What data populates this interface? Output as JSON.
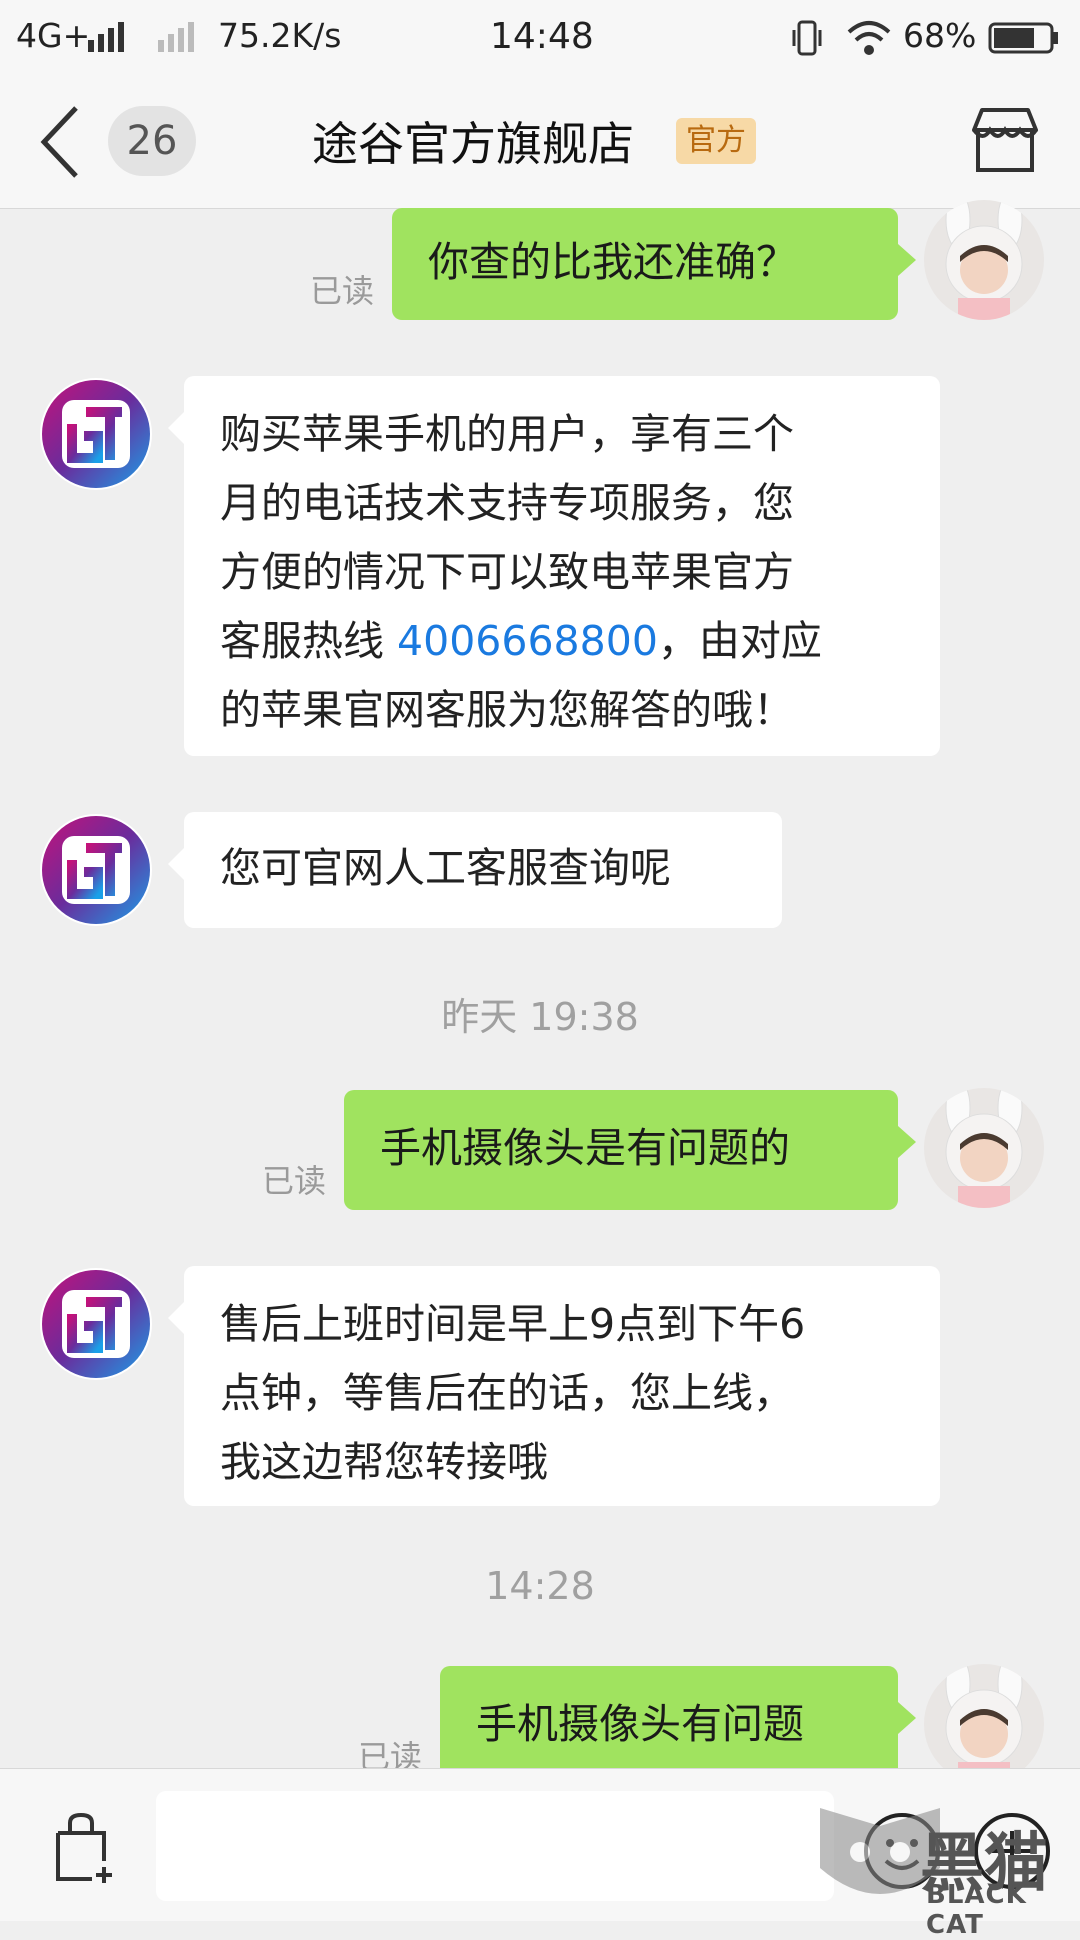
{
  "status_bar": {
    "network": "4G+",
    "speed": "75.2K/s",
    "time": "14:48",
    "battery": "68%"
  },
  "header": {
    "unread_count": "26",
    "shop_name": "途谷官方旗舰店",
    "official_badge": "官方"
  },
  "messages": [
    {
      "dir": "out",
      "text": "你查的比我还准确？",
      "read": "已读"
    },
    {
      "dir": "in",
      "lines": [
        "购买苹果手机的用户，享有三个",
        "月的电话技术支持专项服务，您",
        "方便的情况下可以致电苹果官方"
      ],
      "line4_prefix": "客服热线 ",
      "phone": "4006668800",
      "line4_suffix": "，由对应",
      "line5": "的苹果官网客服为您解答的哦！"
    },
    {
      "dir": "in",
      "text": "您可官网人工客服查询呢"
    },
    {
      "timestamp": "昨天 19:38"
    },
    {
      "dir": "out",
      "text": "手机摄像头是有问题的",
      "read": "已读"
    },
    {
      "dir": "in",
      "lines": [
        "售后上班时间是早上9点到下午6",
        "点钟，等售后在的话，您上线，",
        "我这边帮您转接哦"
      ]
    },
    {
      "timestamp": "14:28"
    },
    {
      "dir": "out",
      "text": "手机摄像头有问题",
      "read": "已读"
    }
  ],
  "input": {
    "placeholder": ""
  },
  "watermark": {
    "cn": "黑猫",
    "en": "BLACK CAT"
  },
  "colors": {
    "outgoing_bubble": "#a0e35f",
    "incoming_bubble": "#ffffff",
    "link": "#1a7ae0",
    "official_badge_bg": "#f7d9a6",
    "official_badge_text": "#b86a10"
  },
  "icons": [
    "back-icon",
    "store-icon",
    "shopping-bag-icon",
    "emoji-icon",
    "plus-icon"
  ]
}
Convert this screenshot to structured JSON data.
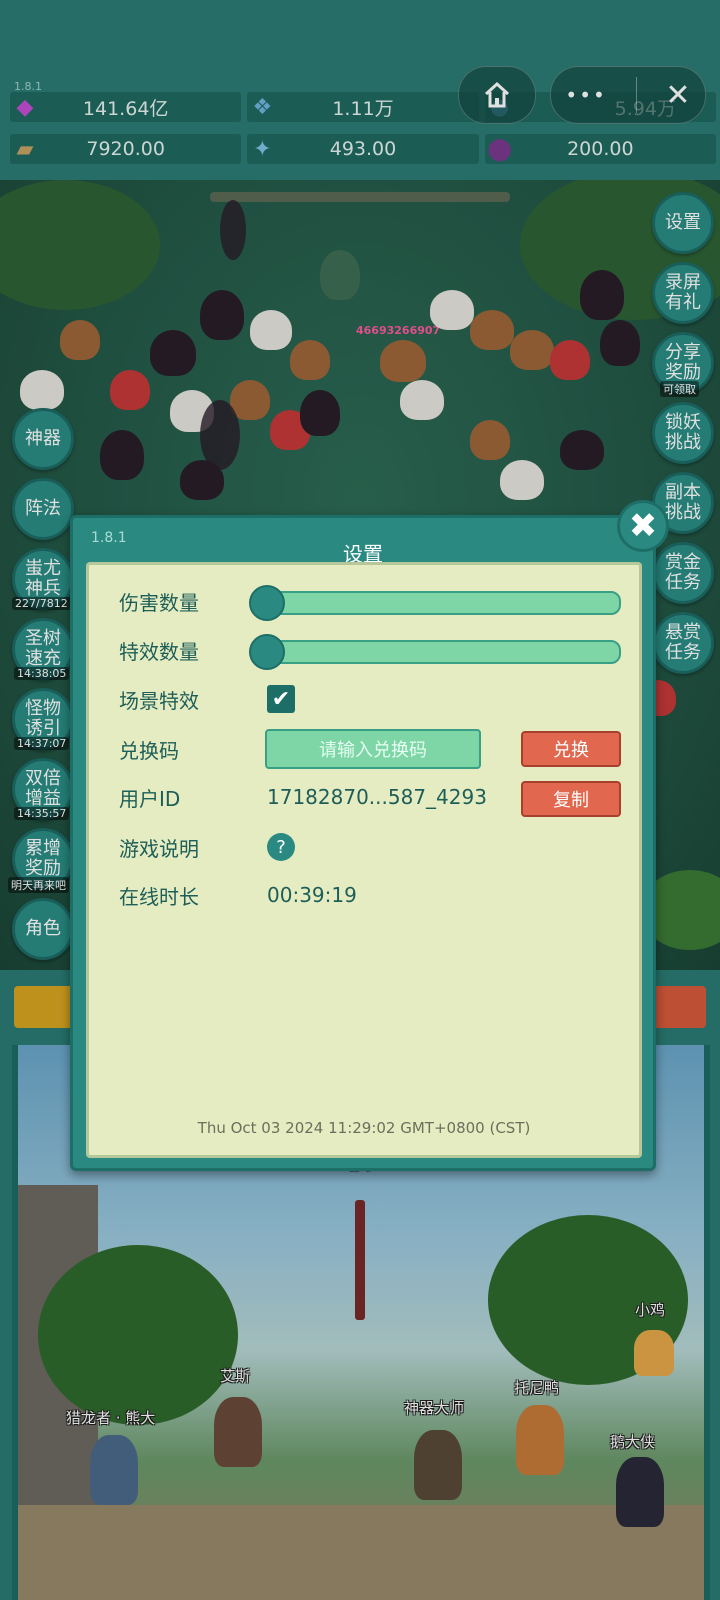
{
  "top": {
    "version": "1.8.1",
    "resources": [
      {
        "icon": "gem-icon",
        "value": "141.64亿",
        "color": "#c44fd6"
      },
      {
        "icon": "crystal-icon",
        "value": "1.11万",
        "color": "#6fb6e0"
      },
      {
        "icon": "orb-icon",
        "value": "5.94万",
        "color": "#4aa0c0"
      },
      {
        "icon": "scroll-icon",
        "value": "7920.00",
        "color": "#c9a466"
      },
      {
        "icon": "shard-icon",
        "value": "493.00",
        "color": "#7fc6e8"
      },
      {
        "icon": "potion-icon",
        "value": "200.00",
        "color": "#7a3b8f"
      }
    ],
    "capsule": {
      "home": "⌂",
      "more": "•••",
      "close": "✕"
    }
  },
  "battle": {
    "damage_text": "46693266907"
  },
  "left_menu": [
    {
      "label": "神器",
      "sub": ""
    },
    {
      "label": "阵法",
      "sub": ""
    },
    {
      "label": "蚩尤神兵",
      "sub": "227/7812"
    },
    {
      "label": "圣树速充",
      "sub": "14:38:05"
    },
    {
      "label": "怪物诱引",
      "sub": "14:37:07"
    },
    {
      "label": "双倍增益",
      "sub": "14:35:57"
    },
    {
      "label": "累增奖励",
      "sub": "明天再来吧"
    },
    {
      "label": "角色",
      "sub": ""
    }
  ],
  "right_menu": [
    {
      "label": "设置",
      "sub": ""
    },
    {
      "label": "录屏有礼",
      "sub": ""
    },
    {
      "label": "分享奖励",
      "sub": "可领取"
    },
    {
      "label": "锁妖挑战",
      "sub": ""
    },
    {
      "label": "副本挑战",
      "sub": ""
    },
    {
      "label": "赏金任务",
      "sub": ""
    },
    {
      "label": "悬赏任务",
      "sub": ""
    }
  ],
  "scene": {
    "npcs": [
      {
        "name": "剑灵"
      },
      {
        "name": "小鸡"
      },
      {
        "name": "艾斯"
      },
      {
        "name": "托尼鸭"
      },
      {
        "name": "猎龙者 · 熊大"
      },
      {
        "name": "神器大师"
      },
      {
        "name": "鹅大侠"
      }
    ]
  },
  "settings": {
    "version": "1.8.1",
    "title": "设置",
    "rows": {
      "damage_count": {
        "label": "伤害数量",
        "level": 0
      },
      "effect_count": {
        "label": "特效数量",
        "level": 0
      },
      "scene_effect": {
        "label": "场景特效",
        "checked": true,
        "check_glyph": "✔"
      },
      "redeem": {
        "label": "兑换码",
        "placeholder": "请输入兑换码",
        "button": "兑换"
      },
      "user_id": {
        "label": "用户ID",
        "value": "17182870...587_4293",
        "button": "复制"
      },
      "game_info": {
        "label": "游戏说明",
        "help_glyph": "?"
      },
      "online_time": {
        "label": "在线时长",
        "value": "00:39:19"
      }
    },
    "timestamp": "Thu Oct 03 2024 11:29:02 GMT+0800 (CST)",
    "close_glyph": "✖"
  }
}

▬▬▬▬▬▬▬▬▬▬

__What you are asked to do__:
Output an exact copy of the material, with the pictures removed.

__Answer to this task__:
What data populates this interface? Output as JSON.
{
  "status_bar": {
    "network": "4G+",
    "speed": "75.2K/s",
    "time": "14:48",
    "battery": "68%"
  },
  "header": {
    "unread_count": "26",
    "shop_name": "途谷官方旗舰店",
    "official_badge": "官方"
  },
  "messages": [
    {
      "dir": "out",
      "text": "你查的比我还准确？",
      "read": "已读"
    },
    {
      "dir": "in",
      "lines": [
        "购买苹果手机的用户，享有三个",
        "月的电话技术支持专项服务，您",
        "方便的情况下可以致电苹果官方"
      ],
      "line4_prefix": "客服热线 ",
      "phone": "4006668800",
      "line4_suffix": "，由对应",
      "line5": "的苹果官网客服为您解答的哦！"
    },
    {
      "dir": "in",
      "text": "您可官网人工客服查询呢"
    },
    {
      "timestamp": "昨天 19:38"
    },
    {
      "dir": "out",
      "text": "手机摄像头是有问题的",
      "read": "已读"
    },
    {
      "dir": "in",
      "lines": [
        "售后上班时间是早上9点到下午6",
        "点钟，等售后在的话，您上线，",
        "我这边帮您转接哦"
      ]
    },
    {
      "timestamp": "14:28"
    },
    {
      "dir": "out",
      "text": "手机摄像头有问题",
      "read": "已读"
    }
  ],
  "input": {
    "placeholder": ""
  },
  "watermark": {
    "cn": "黑猫",
    "en": "BLACK CAT"
  },
  "colors": {
    "outgoing_bubble": "#a0e35f",
    "incoming_bubble": "#ffffff",
    "link": "#1a7ae0",
    "official_badge_bg": "#f7d9a6",
    "official_badge_text": "#b86a10"
  },
  "icons": [
    "back-icon",
    "store-icon",
    "shopping-bag-icon",
    "emoji-icon",
    "plus-icon"
  ]
}
Convert this screenshot to structured JSON data.
{
  "top": {
    "version": "1.8.1",
    "resources": [
      {
        "icon": "gem-icon",
        "value": "141.64亿",
        "color": "#c44fd6"
      },
      {
        "icon": "crystal-icon",
        "value": "1.11万",
        "color": "#6fb6e0"
      },
      {
        "icon": "orb-icon",
        "value": "5.94万",
        "color": "#4aa0c0"
      },
      {
        "icon": "scroll-icon",
        "value": "7920.00",
        "color": "#c9a466"
      },
      {
        "icon": "shard-icon",
        "value": "493.00",
        "color": "#7fc6e8"
      },
      {
        "icon": "potion-icon",
        "value": "200.00",
        "color": "#7a3b8f"
      }
    ],
    "capsule": {
      "home": "⌂",
      "more": "•••",
      "close": "✕"
    }
  },
  "battle": {
    "damage_text": "46693266907"
  },
  "left_menu": [
    {
      "label": "神器",
      "sub": ""
    },
    {
      "label": "阵法",
      "sub": ""
    },
    {
      "label": "蚩尤神兵",
      "sub": "227/7812"
    },
    {
      "label": "圣树速充",
      "sub": "14:38:05"
    },
    {
      "label": "怪物诱引",
      "sub": "14:37:07"
    },
    {
      "label": "双倍增益",
      "sub": "14:35:57"
    },
    {
      "label": "累增奖励",
      "sub": "明天再来吧"
    },
    {
      "label": "角色",
      "sub": ""
    }
  ],
  "right_menu": [
    {
      "label": "设置",
      "sub": ""
    },
    {
      "label": "录屏有礼",
      "sub": ""
    },
    {
      "label": "分享奖励",
      "sub": "可领取"
    },
    {
      "label": "锁妖挑战",
      "sub": ""
    },
    {
      "label": "副本挑战",
      "sub": ""
    },
    {
      "label": "赏金任务",
      "sub": ""
    },
    {
      "label": "悬赏任务",
      "sub": ""
    }
  ],
  "scene": {
    "npcs": [
      {
        "name": "剑灵"
      },
      {
        "name": "小鸡"
      },
      {
        "name": "艾斯"
      },
      {
        "name": "托尼鸭"
      },
      {
        "name": "猎龙者 · 熊大"
      },
      {
        "name": "神器大师"
      },
      {
        "name": "鹅大侠"
      }
    ]
  },
  "settings": {
    "version": "1.8.1",
    "title": "设置",
    "rows": {
      "damage_count": {
        "label": "伤害数量",
        "level": 0
      },
      "effect_count": {
        "label": "特效数量",
        "level": 0
      },
      "scene_effect": {
        "label": "场景特效",
        "checked": true,
        "check_glyph": "✔"
      },
      "redeem": {
        "label": "兑换码",
        "placeholder": "请输入兑换码",
        "button": "兑换"
      },
      "user_id": {
        "label": "用户ID",
        "value": "17182870...587_4293",
        "button": "复制"
      },
      "game_info": {
        "label": "游戏说明",
        "help_glyph": "?"
      },
      "online_time": {
        "label": "在线时长",
        "value": "00:39:19"
      }
    },
    "timestamp": "Thu Oct 03 2024 11:29:02 GMT+0800 (CST)",
    "close_glyph": "✖"
  }
}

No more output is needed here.